Americans enjoy reading about barbecue almost as much as they love eating it. Books on the subject cover almost every aspect of the topic: recipes, grilling tips, restaurant guides, pitbuilding instructions, and catalogs of exotic variants such as Mongolian barbecue and Indian tandoor cooking. Despite this coverage, the history of barbecue in the United States has until now remained virtually untold. Even the best books on barbecue devote little more than a page or two to barbecue before 1900. But barbecue has a long, rich history?a history that formerly could be found only through scattered references in old letters, journals, newspapers, diaries, and travel narratives. Barbecue: The History of an American Institution draws on all these sources to tell the story of barbecue from its origins among Native Americans through its present status as an icon of American culture. This is the story not just of a dish but of a social institution that reflects and helped shape many regional cultures of the United States. The story begins with the importation of pigs by European explorers in the 15th century, moves to the adoption of barbecuing techniques from Native Americans in the 16th and 17th centuries, and is carried through to barbecue's growing popularity at the end of the 20th century. Although barbecue has a long tradition in the Caribbean, South America, and other parts of the world, which this book touches on, the primary focus is on barbecue in the United States and the "Barbecue Belt," stretching from Virginia through the Carolinas and the Deep South to Texas, and including Kentucky, Tennessee, and Missouri (most notably, Kansas City).

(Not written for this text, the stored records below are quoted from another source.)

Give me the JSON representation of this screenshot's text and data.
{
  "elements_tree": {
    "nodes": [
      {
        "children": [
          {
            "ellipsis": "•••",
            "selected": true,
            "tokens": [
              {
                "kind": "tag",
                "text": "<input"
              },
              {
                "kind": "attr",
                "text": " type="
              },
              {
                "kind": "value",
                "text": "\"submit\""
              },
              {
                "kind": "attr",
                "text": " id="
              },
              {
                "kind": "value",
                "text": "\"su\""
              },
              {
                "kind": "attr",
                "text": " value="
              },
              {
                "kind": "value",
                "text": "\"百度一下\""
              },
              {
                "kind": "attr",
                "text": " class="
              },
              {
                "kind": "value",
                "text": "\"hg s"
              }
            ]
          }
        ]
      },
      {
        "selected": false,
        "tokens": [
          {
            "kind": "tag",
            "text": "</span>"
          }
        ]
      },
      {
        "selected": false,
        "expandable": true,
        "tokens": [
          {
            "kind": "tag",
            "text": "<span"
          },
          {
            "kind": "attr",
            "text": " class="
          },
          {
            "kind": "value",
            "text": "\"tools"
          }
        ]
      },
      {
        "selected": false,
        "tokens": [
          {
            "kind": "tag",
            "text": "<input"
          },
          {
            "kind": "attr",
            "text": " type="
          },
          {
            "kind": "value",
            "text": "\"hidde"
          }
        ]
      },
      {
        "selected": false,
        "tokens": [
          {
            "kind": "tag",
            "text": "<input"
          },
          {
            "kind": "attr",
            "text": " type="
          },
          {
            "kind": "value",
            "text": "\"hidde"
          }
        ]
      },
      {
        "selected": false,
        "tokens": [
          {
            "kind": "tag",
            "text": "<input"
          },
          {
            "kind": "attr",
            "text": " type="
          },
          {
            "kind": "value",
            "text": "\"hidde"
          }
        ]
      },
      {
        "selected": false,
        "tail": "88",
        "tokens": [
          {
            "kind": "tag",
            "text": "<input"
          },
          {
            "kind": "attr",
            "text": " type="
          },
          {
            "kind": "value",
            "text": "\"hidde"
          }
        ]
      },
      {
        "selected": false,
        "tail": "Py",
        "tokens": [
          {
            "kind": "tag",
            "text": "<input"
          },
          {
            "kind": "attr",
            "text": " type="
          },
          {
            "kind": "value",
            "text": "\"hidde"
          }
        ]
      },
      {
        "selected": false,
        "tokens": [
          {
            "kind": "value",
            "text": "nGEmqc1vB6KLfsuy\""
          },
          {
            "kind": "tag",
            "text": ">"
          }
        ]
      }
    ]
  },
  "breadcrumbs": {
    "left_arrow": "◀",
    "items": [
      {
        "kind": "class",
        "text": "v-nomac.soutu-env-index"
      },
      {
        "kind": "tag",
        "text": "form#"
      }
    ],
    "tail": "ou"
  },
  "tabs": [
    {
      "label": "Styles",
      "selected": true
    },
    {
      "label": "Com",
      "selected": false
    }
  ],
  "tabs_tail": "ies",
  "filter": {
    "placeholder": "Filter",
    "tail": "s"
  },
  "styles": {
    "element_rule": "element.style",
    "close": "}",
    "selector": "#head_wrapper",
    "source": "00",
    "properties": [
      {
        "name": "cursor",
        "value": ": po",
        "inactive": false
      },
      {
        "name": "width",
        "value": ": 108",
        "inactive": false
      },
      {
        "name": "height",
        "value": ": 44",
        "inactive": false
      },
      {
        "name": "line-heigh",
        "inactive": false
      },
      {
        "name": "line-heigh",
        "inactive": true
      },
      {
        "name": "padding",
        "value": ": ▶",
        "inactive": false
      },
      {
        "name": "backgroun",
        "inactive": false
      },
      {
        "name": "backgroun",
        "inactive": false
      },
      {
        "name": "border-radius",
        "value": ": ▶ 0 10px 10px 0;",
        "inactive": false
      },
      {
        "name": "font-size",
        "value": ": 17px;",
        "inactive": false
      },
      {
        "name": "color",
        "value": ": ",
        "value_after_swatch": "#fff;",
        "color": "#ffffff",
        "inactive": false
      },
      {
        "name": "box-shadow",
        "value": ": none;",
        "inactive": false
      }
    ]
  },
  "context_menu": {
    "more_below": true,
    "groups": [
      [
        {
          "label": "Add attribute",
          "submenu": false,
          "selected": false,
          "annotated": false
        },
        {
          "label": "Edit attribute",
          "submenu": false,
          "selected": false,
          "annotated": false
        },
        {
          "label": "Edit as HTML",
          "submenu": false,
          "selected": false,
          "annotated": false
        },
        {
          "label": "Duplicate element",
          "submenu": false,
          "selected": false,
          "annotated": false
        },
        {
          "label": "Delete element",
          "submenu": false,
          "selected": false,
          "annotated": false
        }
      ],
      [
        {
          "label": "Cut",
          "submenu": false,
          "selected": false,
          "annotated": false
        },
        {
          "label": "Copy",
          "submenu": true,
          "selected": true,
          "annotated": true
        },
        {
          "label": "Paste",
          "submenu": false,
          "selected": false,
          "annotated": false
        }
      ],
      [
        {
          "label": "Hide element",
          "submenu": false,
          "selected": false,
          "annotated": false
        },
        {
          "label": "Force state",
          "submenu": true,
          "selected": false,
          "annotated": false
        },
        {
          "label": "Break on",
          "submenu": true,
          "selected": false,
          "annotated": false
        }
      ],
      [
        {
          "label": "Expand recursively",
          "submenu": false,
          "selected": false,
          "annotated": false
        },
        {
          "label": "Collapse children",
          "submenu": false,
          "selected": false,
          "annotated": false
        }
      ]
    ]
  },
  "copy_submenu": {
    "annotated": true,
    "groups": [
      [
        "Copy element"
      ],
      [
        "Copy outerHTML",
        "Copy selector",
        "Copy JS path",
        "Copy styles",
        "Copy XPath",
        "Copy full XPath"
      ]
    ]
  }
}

Robert F. Moss is a food-and-drinks writer and culinary historian living in Charleston, South Carolina. He is the Contributing Barbecue Editor for Southern Living, the Southern Food Correspondent for Serious Eats, and, with Hanna Raskin of the Post and Courier, the cohost of "The Winnow," a podcast about dining in the South.